What this task involves:
With the pictures removed, please write out every line below exactly as given.

Stored records
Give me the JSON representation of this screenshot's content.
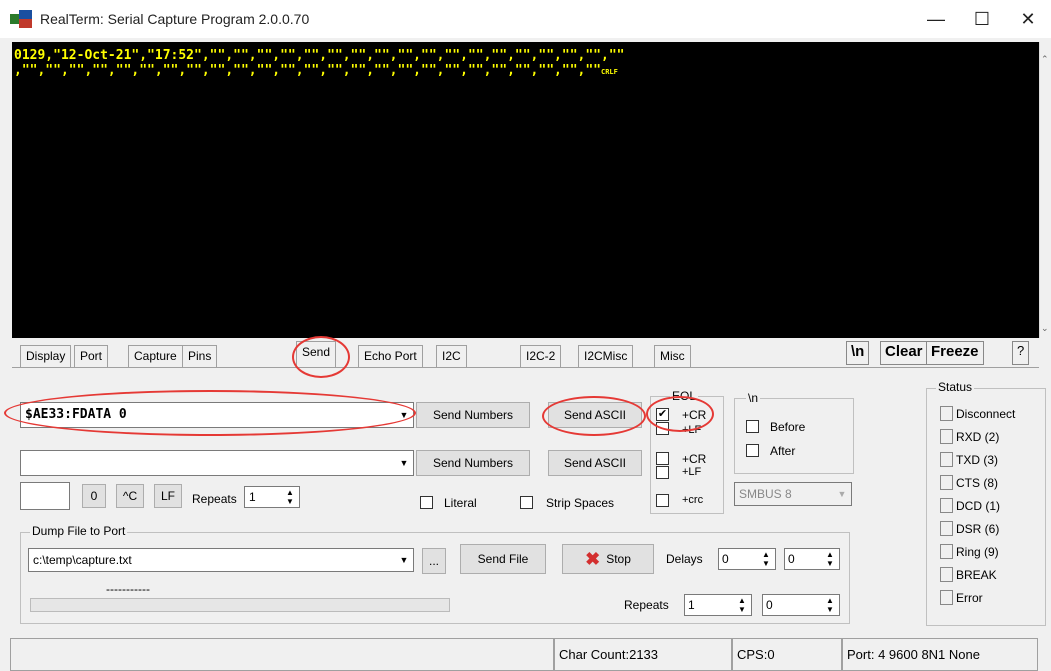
{
  "window": {
    "title": "RealTerm: Serial Capture Program 2.0.0.70",
    "minimize": "—",
    "maximize": "☐",
    "close": "✕"
  },
  "terminal": {
    "line1": "0129,\"12-Oct-21\",\"17:52\",\"\",\"\",\"\",\"\",\"\",\"\",\"\",\"\",\"\",\"\",\"\",\"\",\"\",\"\",\"\",\"\",\"\",\"\"",
    "line2": ",\"\",\"\",\"\",\"\",\"\",\"\",\"\",\"\",\"\",\"\",\"\",\"\",\"\",\"\",\"\",\"\",\"\",\"\",\"\",\"\",\"\",\"\",\"\",\"\",\"\"",
    "crlf": "CRLF"
  },
  "tabs": [
    "Display",
    "Port",
    "Capture",
    "Pins",
    "Send",
    "Echo Port",
    "I2C",
    "I2C-2",
    "I2CMisc",
    "Misc"
  ],
  "active_tab": "Send",
  "top_buttons": {
    "newline": "\\n",
    "clear": "Clear",
    "freeze": "Freeze",
    "help": "?"
  },
  "send": {
    "line1_value": "$AE33:FDATA 0",
    "line2_value": "",
    "send_numbers": "Send Numbers",
    "send_ascii": "Send ASCII",
    "zero": "0",
    "ctrl_c": "^C",
    "lf": "LF",
    "repeats_label": "Repeats",
    "repeats_value": "1",
    "literal": "Literal",
    "strip_spaces": "Strip Spaces",
    "eol_label": "EOL",
    "eol1_cr": "+CR",
    "eol1_lf": "+LF",
    "eol2_cr": "+CR",
    "eol2_lf": "+LF",
    "eol_crc": "+crc",
    "n_label": "\\n",
    "before": "Before",
    "after": "After",
    "smbus": "SMBUS 8"
  },
  "dump": {
    "group_label": "Dump File to Port",
    "file": "c:\\temp\\capture.txt",
    "browse": "...",
    "dashes": "-----------",
    "send_file": "Send File",
    "stop": "Stop",
    "delays_label": "Delays",
    "delay1": "0",
    "delay2": "0",
    "repeats_label": "Repeats",
    "repeats1": "1",
    "repeats2": "0"
  },
  "status": {
    "label": "Status",
    "items": [
      "Disconnect",
      "RXD (2)",
      "TXD (3)",
      "CTS (8)",
      "DCD (1)",
      "DSR (6)",
      "Ring (9)",
      "BREAK",
      "Error"
    ]
  },
  "statusbar": {
    "char_count": "Char Count:2133",
    "cps": "CPS:0",
    "port": "Port: 4 9600 8N1 None"
  }
}
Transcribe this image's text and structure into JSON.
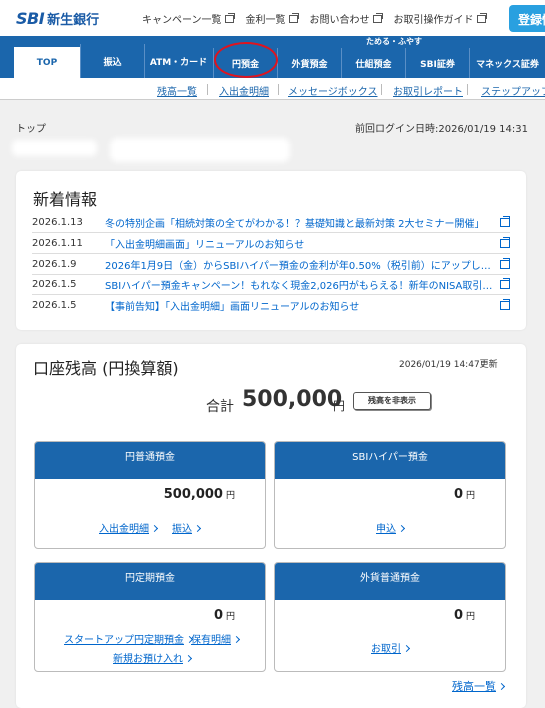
{
  "header": {
    "logo_sbi": "SBI",
    "logo_text": "新生銀行",
    "links": [
      "キャンペーン一覧",
      "金利一覧",
      "お問い合わせ",
      "お取引操作ガイド"
    ],
    "register_label": "登録情"
  },
  "nav": {
    "category_label": "ためる・ふやす",
    "items": [
      "TOP",
      "振込",
      "ATM・カード",
      "円預金",
      "外貨預金",
      "仕組預金",
      "SBI証券",
      "マネックス証券"
    ]
  },
  "subnav": {
    "items": [
      "残高一覧",
      "入出金明細",
      "メッセージボックス",
      "お取引レポート",
      "ステップアップ"
    ]
  },
  "breadcrumb": "トップ",
  "last_login": "前回ログイン日時:2026/01/19 14:31",
  "news": {
    "title": "新着情報",
    "items": [
      {
        "date": "2026.1.13",
        "title": "冬の特別企画「相続対策の全てがわかる！？基礎知識と最新対策 2大セミナー開催」"
      },
      {
        "date": "2026.1.11",
        "title": "「入出金明細画面」リニューアルのお知らせ"
      },
      {
        "date": "2026.1.9",
        "title": "2026年1月9日（金）からSBIハイパー預金の金利が年0.50%（税引前）にアップしま…"
      },
      {
        "date": "2026.1.5",
        "title": "SBIハイパー預金キャンペーン！もれなく現金2,026円がもらえる！新年のNISA取引…"
      },
      {
        "date": "2026.1.5",
        "title": "【事前告知】「入出金明細」画面リニューアルのお知らせ"
      }
    ]
  },
  "balance": {
    "title": "口座残高 (円換算額)",
    "updated": "2026/01/19 14:47更新",
    "total_label": "合計",
    "total_value": "500,000",
    "total_unit": "円",
    "hide_label": "残高を非表示",
    "yen_unit": "円",
    "accounts": {
      "yen_ordinary": {
        "title": "円普通預金",
        "amount": "500,000",
        "links": [
          "入出金明細",
          "振込"
        ]
      },
      "sbi_hyper": {
        "title": "SBIハイパー預金",
        "amount": "0",
        "links": [
          "申込"
        ]
      },
      "yen_time": {
        "title": "円定期預金",
        "amount": "0",
        "links": [
          "スタートアップ円定期預金",
          "保有明細",
          "新規お預け入れ"
        ]
      },
      "fx_ordinary": {
        "title": "外貨普通預金",
        "amount": "0",
        "links": [
          "お取引"
        ]
      }
    },
    "list_link": "残高一覧"
  },
  "colors": {
    "brand": "#1b66ac",
    "accent": "#29a0e0",
    "link": "#0066cc",
    "highlight_circle": "#e0141e"
  }
}
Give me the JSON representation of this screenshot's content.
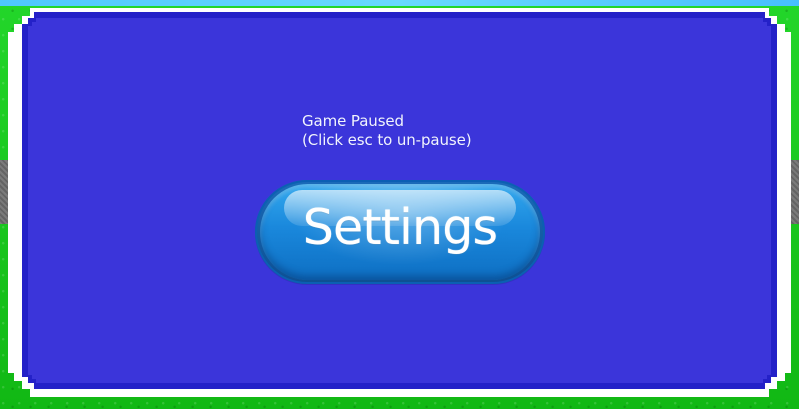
{
  "game": {
    "pause_title": "Game Paused",
    "pause_hint": "(Click esc to un-pause)",
    "settings_button_label": "Settings"
  },
  "colors": {
    "grass": "#18c81a",
    "panel": "#3b35da",
    "panel_border": "#2421c8",
    "button": "#1a88dc",
    "text": "#ffffff"
  }
}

Solution below:
Give me the JSON representation of this screenshot's content.
{
  "window": {
    "title": "RealTerm: Serial Capture Program 2.0.0.70",
    "minimize": "—",
    "maximize": "☐",
    "close": "✕"
  },
  "terminal": {
    "line1": "0129,\"12-Oct-21\",\"17:52\",\"\",\"\",\"\",\"\",\"\",\"\",\"\",\"\",\"\",\"\",\"\",\"\",\"\",\"\",\"\",\"\",\"\",\"\"",
    "line2": ",\"\",\"\",\"\",\"\",\"\",\"\",\"\",\"\",\"\",\"\",\"\",\"\",\"\",\"\",\"\",\"\",\"\",\"\",\"\",\"\",\"\",\"\",\"\",\"\",\"\"",
    "crlf": "CRLF"
  },
  "tabs": [
    "Display",
    "Port",
    "Capture",
    "Pins",
    "Send",
    "Echo Port",
    "I2C",
    "I2C-2",
    "I2CMisc",
    "Misc"
  ],
  "active_tab": "Send",
  "top_buttons": {
    "newline": "\\n",
    "clear": "Clear",
    "freeze": "Freeze",
    "help": "?"
  },
  "send": {
    "line1_value": "$AE33:FDATA 0",
    "line2_value": "",
    "send_numbers": "Send Numbers",
    "send_ascii": "Send ASCII",
    "zero": "0",
    "ctrl_c": "^C",
    "lf": "LF",
    "repeats_label": "Repeats",
    "repeats_value": "1",
    "literal": "Literal",
    "strip_spaces": "Strip Spaces",
    "eol_label": "EOL",
    "eol1_cr": "+CR",
    "eol1_lf": "+LF",
    "eol2_cr": "+CR",
    "eol2_lf": "+LF",
    "eol_crc": "+crc",
    "n_label": "\\n",
    "before": "Before",
    "after": "After",
    "smbus": "SMBUS 8"
  },
  "dump": {
    "group_label": "Dump File to Port",
    "file": "c:\\temp\\capture.txt",
    "browse": "...",
    "dashes": "-----------",
    "send_file": "Send File",
    "stop": "Stop",
    "delays_label": "Delays",
    "delay1": "0",
    "delay2": "0",
    "repeats_label": "Repeats",
    "repeats1": "1",
    "repeats2": "0"
  },
  "status": {
    "label": "Status",
    "items": [
      "Disconnect",
      "RXD (2)",
      "TXD (3)",
      "CTS (8)",
      "DCD (1)",
      "DSR (6)",
      "Ring (9)",
      "BREAK",
      "Error"
    ]
  },
  "statusbar": {
    "char_count": "Char Count:2133",
    "cps": "CPS:0",
    "port": "Port: 4 9600 8N1 None"
  }
}
Transcribe this image's text and structure into JSON.
{
  "header": {
    "logo_sbi": "SBI",
    "logo_text": "新生銀行",
    "links": [
      "キャンペーン一覧",
      "金利一覧",
      "お問い合わせ",
      "お取引操作ガイド"
    ],
    "register_label": "登録情"
  },
  "nav": {
    "category_label": "ためる・ふやす",
    "items": [
      "TOP",
      "振込",
      "ATM・カード",
      "円預金",
      "外貨預金",
      "仕組預金",
      "SBI証券",
      "マネックス証券"
    ]
  },
  "subnav": {
    "items": [
      "残高一覧",
      "入出金明細",
      "メッセージボックス",
      "お取引レポート",
      "ステップアップ"
    ]
  },
  "breadcrumb": "トップ",
  "last_login": "前回ログイン日時:2026/01/19 14:31",
  "news": {
    "title": "新着情報",
    "items": [
      {
        "date": "2026.1.13",
        "title": "冬の特別企画「相続対策の全てがわかる！？基礎知識と最新対策 2大セミナー開催」"
      },
      {
        "date": "2026.1.11",
        "title": "「入出金明細画面」リニューアルのお知らせ"
      },
      {
        "date": "2026.1.9",
        "title": "2026年1月9日（金）からSBIハイパー預金の金利が年0.50%（税引前）にアップしま…"
      },
      {
        "date": "2026.1.5",
        "title": "SBIハイパー預金キャンペーン！もれなく現金2,026円がもらえる！新年のNISA取引…"
      },
      {
        "date": "2026.1.5",
        "title": "【事前告知】「入出金明細」画面リニューアルのお知らせ"
      }
    ]
  },
  "balance": {
    "title": "口座残高 (円換算額)",
    "updated": "2026/01/19 14:47更新",
    "total_label": "合計",
    "total_value": "500,000",
    "total_unit": "円",
    "hide_label": "残高を非表示",
    "yen_unit": "円",
    "accounts": {
      "yen_ordinary": {
        "title": "円普通預金",
        "amount": "500,000",
        "links": [
          "入出金明細",
          "振込"
        ]
      },
      "sbi_hyper": {
        "title": "SBIハイパー預金",
        "amount": "0",
        "links": [
          "申込"
        ]
      },
      "yen_time": {
        "title": "円定期預金",
        "amount": "0",
        "links": [
          "スタートアップ円定期預金",
          "保有明細",
          "新規お預け入れ"
        ]
      },
      "fx_ordinary": {
        "title": "外貨普通預金",
        "amount": "0",
        "links": [
          "お取引"
        ]
      }
    },
    "list_link": "残高一覧"
  },
  "colors": {
    "brand": "#1b66ac",
    "accent": "#29a0e0",
    "link": "#0066cc",
    "highlight_circle": "#e0141e"
  }
}
Give me the JSON representation of this screenshot's content.
{
  "game": {
    "pause_title": "Game Paused",
    "pause_hint": "(Click esc to un-pause)",
    "settings_button_label": "Settings"
  },
  "colors": {
    "grass": "#18c81a",
    "panel": "#3b35da",
    "panel_border": "#2421c8",
    "button": "#1a88dc",
    "text": "#ffffff"
  }
}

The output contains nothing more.